Sources of international law

The Hittite version of the Treaty of Kadesh, among the earliest extant examples of an international agreement.

International law, also known as "law of nations", refers to the body of rules which regulate the conduct of sovereign states in their relations with one another.

Comity

In law, comity is "a practice among different political entities (as countries, states, or courts of different jurisdictions)" involving the "mutual recognition of legislative, executive, and judicial acts."

A trial at the Old Bailey in London as drawn by Thomas Rowlandson and Augustus Pugin for Ackermann's Microcosm of London (1808–11).

The doctrine of international comity has been described variously "as a choice-of-law principle, a synonym for private international law, a rule of public international law, a moral obligation, expediency, courtesy, reciprocity, utility, or diplomacy. Authorities disagree as to whether comity is a rule of natural law, custom, treaty, or domestic law. Indeed, there is not even agreement that comity is a rule of law at all."

Municipal law

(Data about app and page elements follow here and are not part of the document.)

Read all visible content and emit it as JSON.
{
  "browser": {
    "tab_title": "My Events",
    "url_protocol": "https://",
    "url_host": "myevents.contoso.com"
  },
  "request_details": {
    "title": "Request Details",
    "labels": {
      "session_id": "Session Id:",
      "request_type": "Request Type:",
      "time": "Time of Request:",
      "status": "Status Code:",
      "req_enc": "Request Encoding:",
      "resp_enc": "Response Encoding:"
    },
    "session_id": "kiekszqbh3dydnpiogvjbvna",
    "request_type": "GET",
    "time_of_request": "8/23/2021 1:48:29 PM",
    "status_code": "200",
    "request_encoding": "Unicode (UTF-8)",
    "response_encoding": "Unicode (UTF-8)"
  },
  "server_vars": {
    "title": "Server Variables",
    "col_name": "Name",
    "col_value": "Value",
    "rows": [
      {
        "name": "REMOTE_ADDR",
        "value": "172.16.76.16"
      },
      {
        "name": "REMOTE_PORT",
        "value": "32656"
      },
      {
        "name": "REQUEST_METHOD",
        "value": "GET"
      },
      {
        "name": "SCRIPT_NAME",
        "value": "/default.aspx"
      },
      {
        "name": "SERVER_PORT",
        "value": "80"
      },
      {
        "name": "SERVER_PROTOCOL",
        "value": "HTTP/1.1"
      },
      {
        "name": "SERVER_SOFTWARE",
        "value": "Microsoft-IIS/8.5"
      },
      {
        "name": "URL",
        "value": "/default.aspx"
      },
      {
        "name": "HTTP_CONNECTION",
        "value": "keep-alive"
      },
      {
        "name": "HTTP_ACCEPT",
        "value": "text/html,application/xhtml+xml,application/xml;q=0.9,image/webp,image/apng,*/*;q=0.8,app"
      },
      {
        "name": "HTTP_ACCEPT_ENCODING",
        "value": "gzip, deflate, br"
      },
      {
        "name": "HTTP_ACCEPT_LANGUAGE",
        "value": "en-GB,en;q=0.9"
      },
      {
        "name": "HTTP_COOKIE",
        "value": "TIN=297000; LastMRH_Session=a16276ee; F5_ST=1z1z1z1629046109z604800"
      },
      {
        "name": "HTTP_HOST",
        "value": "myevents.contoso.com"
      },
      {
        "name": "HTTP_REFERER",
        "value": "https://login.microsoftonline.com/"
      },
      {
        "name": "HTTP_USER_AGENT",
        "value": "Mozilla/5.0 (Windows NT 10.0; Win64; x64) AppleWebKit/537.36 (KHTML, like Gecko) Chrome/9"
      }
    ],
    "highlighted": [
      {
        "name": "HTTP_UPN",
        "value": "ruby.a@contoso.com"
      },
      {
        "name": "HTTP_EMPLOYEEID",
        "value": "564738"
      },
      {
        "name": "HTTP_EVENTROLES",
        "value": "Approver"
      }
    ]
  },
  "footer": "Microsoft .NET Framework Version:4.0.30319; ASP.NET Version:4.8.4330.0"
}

Iustitia ("Lady Justice") is a symbolic personification of the coercive power of a tribunal: a sword representing state authority, scales representing an objective standard and a blindfold indicating that justice should be impartial.

Municipal law is the national, domestic, or internal law of a sovereign state and is defined in opposition to international law.

Customary international law

The Hittite version of the Treaty of Kadesh, among the earliest extant examples of an international agreement.

Customary international law is an aspect of international law involving the principle of custom.

Treaty

The Moroccan-American Treaty of Peace and Friendship, sealed by Sultan Mohammed III.
The signing of the Geneva Conventions in 1949. A country’s signature, through plenipotentiaries with "full power" to conclude a treaty, is often sufficient to manifest an intention to be bound by the treaty.
The International Court of Justice is often called upon to aid in the interpretation or implementation of treaties.
A treaty delegation of the Mdewakanton and Wahpekute indigenous tribes to Washington, D.C. (1858).

A treaty is a formal, legally binding written agreement between actors in international law.